Any successful logistics system needs to provide the required materials where and when they are needed. Lean logistics takes this approach a step further.
What are Lean Logistics?
In his book Lean Logistics: The Nuts and Bolts of Delivering Materials and Goods, Michel Baudin defines lean logistics as having two objectives. First, the system is responsible for “Delivering the materials needed, when needed, in the exact quantity needed, and conveniently presented to production for inbound logistics and to customers for outbound logistics.” This is really the idea behind logistics in general. Baudin makes the system lean by adding a second objective: “Without degrading delivery, pursue the elimination of waste in the logistics process.”
What does this mean? What are the basic principles underlying lean logistics?
The Basics of Lean Logistics
As with all other lean methods, lean logistics starts with the customer.

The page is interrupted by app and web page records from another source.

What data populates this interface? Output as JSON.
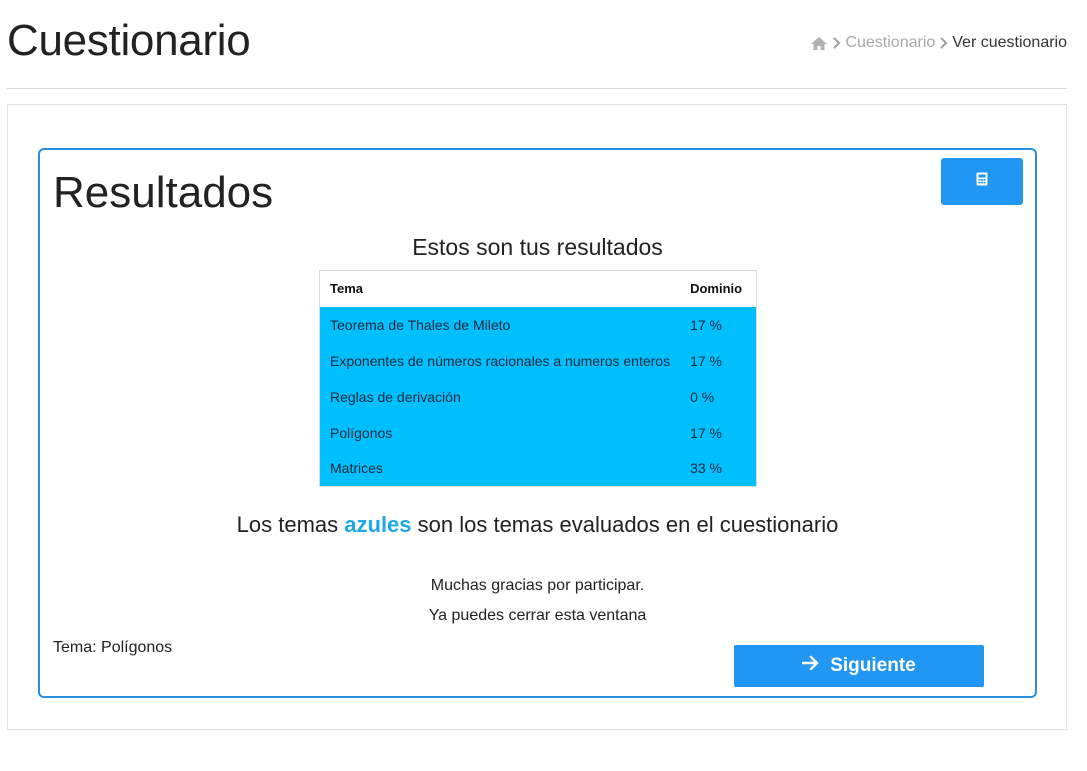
{
  "header": {
    "title": "Cuestionario",
    "breadcrumb": {
      "home_icon": "home-icon",
      "separator_icon": "chevron-right-icon",
      "link": "Cuestionario",
      "current": "Ver cuestionario"
    }
  },
  "results": {
    "heading": "Resultados",
    "calculator_icon": "calculator-icon",
    "subtitle": "Estos son tus resultados",
    "table": {
      "headers": [
        "Tema",
        "Dominio"
      ],
      "rows": [
        [
          "Teorema de Thales de Mileto",
          "17 %"
        ],
        [
          "Exponentes de números racionales a numeros enteros",
          "17 %"
        ],
        [
          "Reglas de derivación",
          "0 %"
        ],
        [
          "Polígonos",
          "17 %"
        ],
        [
          "Matrices",
          "33 %"
        ]
      ]
    },
    "legend": {
      "before": "Los temas ",
      "highlight": "azules",
      "after": " son los temas evaluados en el cuestionario"
    },
    "thanks": "Muchas gracias por participar.",
    "close_note": "Ya puedes cerrar esta ventana",
    "tema_footer": "Tema: Polígonos",
    "next_button": {
      "label": "Siguiente",
      "icon": "arrow-right-icon"
    }
  },
  "colors": {
    "accent": "#2196f3",
    "card_border": "#2a8fe0",
    "evaluated_row": "#00bfff",
    "highlight_text": "#1fa8e8"
  }
}
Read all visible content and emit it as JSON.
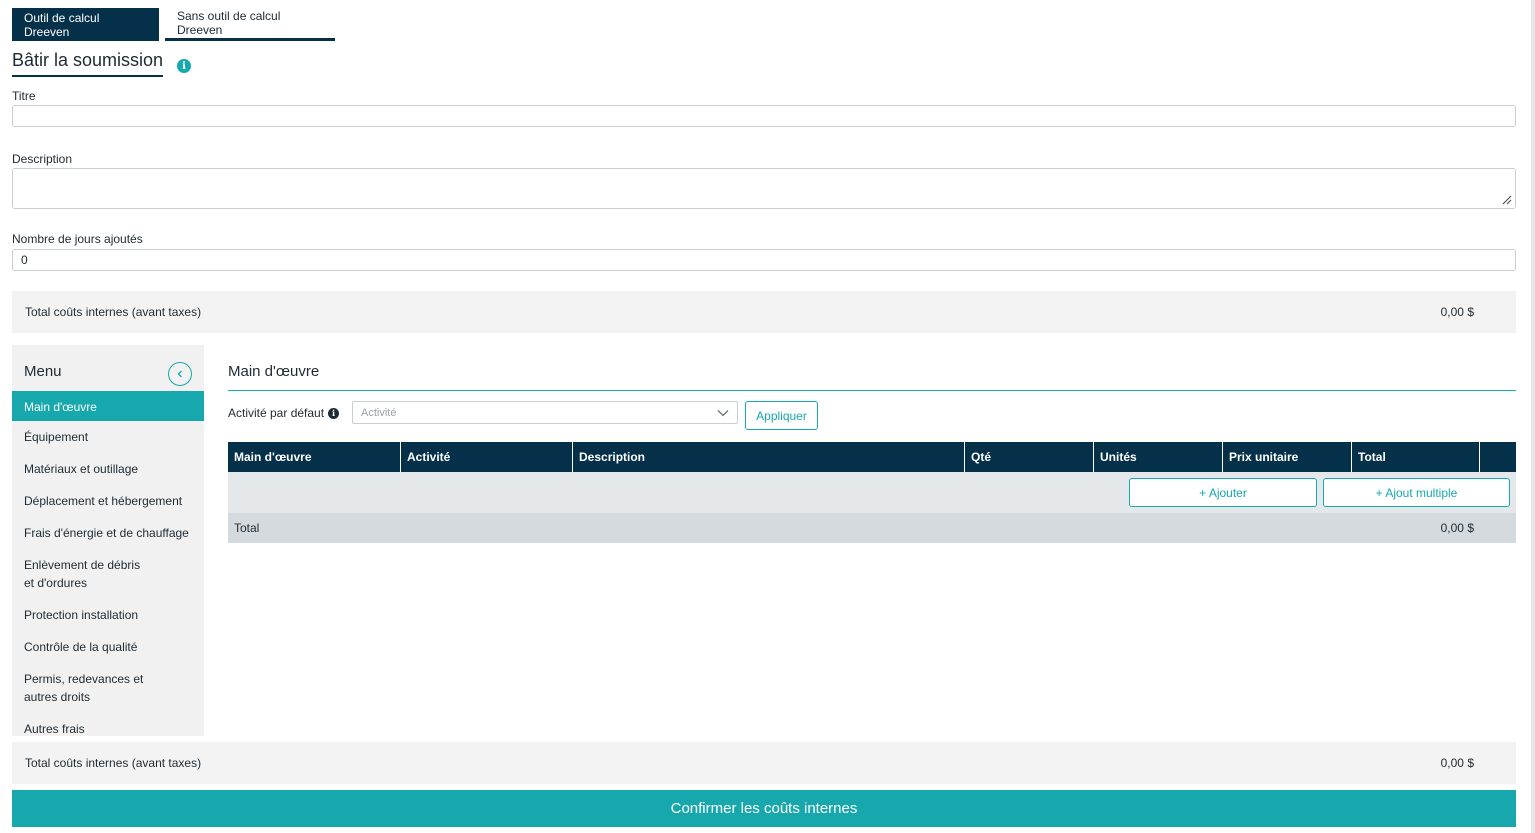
{
  "tabs": [
    {
      "label": "Outil de calcul Dreeven",
      "active": true
    },
    {
      "label": "Sans outil de calcul Dreeven",
      "active": false
    }
  ],
  "page_title": "Bâtir la soumission",
  "info_icon": "info-icon",
  "form": {
    "title_label": "Titre",
    "title_value": "",
    "description_label": "Description",
    "description_value": "",
    "days_label": "Nombre de jours ajoutés",
    "days_value": "0"
  },
  "summary_top": {
    "label": "Total coûts internes (avant taxes)",
    "value": "0,00 $"
  },
  "sidebar": {
    "title": "Menu",
    "collapse_icon": "chevron-left-icon",
    "items": [
      {
        "label": "Main d'œuvre",
        "active": true
      },
      {
        "label": "Équipement"
      },
      {
        "label": "Matériaux et outillage"
      },
      {
        "label": "Déplacement et hébergement"
      },
      {
        "label": "Frais d'énergie et de chauffage"
      },
      {
        "label": "Enlèvement de débris et d'ordures"
      },
      {
        "label": "Protection installation"
      },
      {
        "label": "Contrôle de la qualité"
      },
      {
        "label": "Permis, redevances et autres droits"
      },
      {
        "label": "Autres frais"
      }
    ]
  },
  "main": {
    "title": "Main d'œuvre",
    "activity_label": "Activité par défaut",
    "activity_placeholder": "Activité",
    "apply_label": "Appliquer",
    "table": {
      "columns": [
        "Main d'œuvre",
        "Activité",
        "Description",
        "Qté",
        "Unités",
        "Prix unitaire",
        "Total",
        ""
      ],
      "add_label": "+ Ajouter",
      "add_multiple_label": "+ Ajout multiple",
      "total_label": "Total",
      "total_value": "0,00 $"
    }
  },
  "summary_bottom": {
    "label": "Total coûts internes (avant taxes)",
    "value": "0,00 $"
  },
  "confirm_label": "Confirmer les coûts internes",
  "colors": {
    "primary": "#04304a",
    "accent": "#17a8ae"
  }
}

The objective of lean logistics is to eliminate waste, and that means eliminating anything that does not add value a customer is willing to pay for. For example, when FedEx created an overnight delivery service, the cost to send a package this way was significantly higher – but the added value of having reliable overnight delivery was huge, making FedEx a major success. The focus is not always on cutting costs; instead, the focus is on ensuring that every cost adds greater value for the customer. This is accomplished by eliminating the three types of harmful variation: Muda, Mura, and Muri:
- Muda – waste
- Mura – unevenness (unbalanced situations)
- Muri – excessive burden or stress
Muda waste is anything that does not add value for the final customer. This leads people to target muda waste alone. However, the underlying causes of muda waste are often muri and mura wastes, so all three must be eliminated together.
Mura waste is an unevenness, or unbalanced condition. For example, if movement is towards the customer, value is added. If movement is away from the customer, that is waste. Mura results in unnecessary movement away from the customer. It causes periods of idle time, and periods of rushing and excessive activity to “catch up” with demand. As with muri waste, the result is an increase in muda waste.
What can be done to eliminate all three of these wastes?
Muri waste results from trying to do more work than the available manpower or equipment is intended to handle. In some cases, overburdening the system can work for short periods. Continuous overburdening results in greater wear on equipment, increased mistakes and errors, and a snowballing effect of increasing problems. All of these may be seen as muda waste, but the underlying cause is muri.
Applying Lean Logistics
There are a number of lean methods that are applicable to logistics. These include 5S and Kaizen, which are two of the most basic, and two that can be used to guide you into other lean methods of improvement.
The term “5S” comes from five words that all start with the letter “S”, and that are all focused on getting the workplace cleaned up and organized. Because of this, 5S is the foundation approach of lean logistics. Before much else can be done, the workplace needs to be well organized.
5S “cleaning” involves more than sweeping the floor and putting a fresh coat of paint on the walls. It also means organizing the workplace and establishing a means of visual communication that makes keeping the workplace organized easy. For example, a warehouse should be organized so as to make the most commonly needed items easy to find and access, while at the same time keeping forklift and pedestrian traffic separated. The use of color-coded floor marking tape, signs, and labels is essential for communicating where items are stored and keeping everyone safe.
Not only do products and the materials stored in the warehouse need to be well-organized, but the tools and equipment used to maintain warehouse equipment, and the warehouse itself, all need to be organized. Again, visual cues are used. For example, color-coded shadow boards visually identify the proper storage locations for tools, floor marking identifies forklift recharging and parking areas, and signs identify vehicle maintenance bays.
What changes need to be made in order to eliminate waste? You already have people working for you who can answer that question.
Kaizen is an approach to making improvements and eliminating waste in small steps, using employee suggestions. The idea is to continually make small improvements. Those who are the closest to the work can identify problems and suggest these improvements, which can be implemented quickly and at a relatively low cost. The ongoing process will be cumulative, resulting in a build-up of improvements that will bring a significant reduction in waste, accompanied by improved quality and lower costs.
For Kaizen to be successful it is important for suggestions to be acted on quickly, and for those making suggestions to see the results of their suggestions. If a suggestion cannot be implemented, the person who made the suggestion should be given the reasons why it is not being implemented, and possibly encouraged to change their suggestion to solve the issue that is preventing implementation. Kaizen is a two-way system, with open communication between workers and managers.
Using Visual Communication for Lean Logistics
Visual communication is a crucial component of lean logistics. That's why having a DuraLabel custom label printer handy helps ensure success. DuraLabel custom label printers make labels, tags, signs, and can even print on some types of DuraLabel floor marking tape. With DuraLabel you get the printers and tough-tested supplies that get the job done right.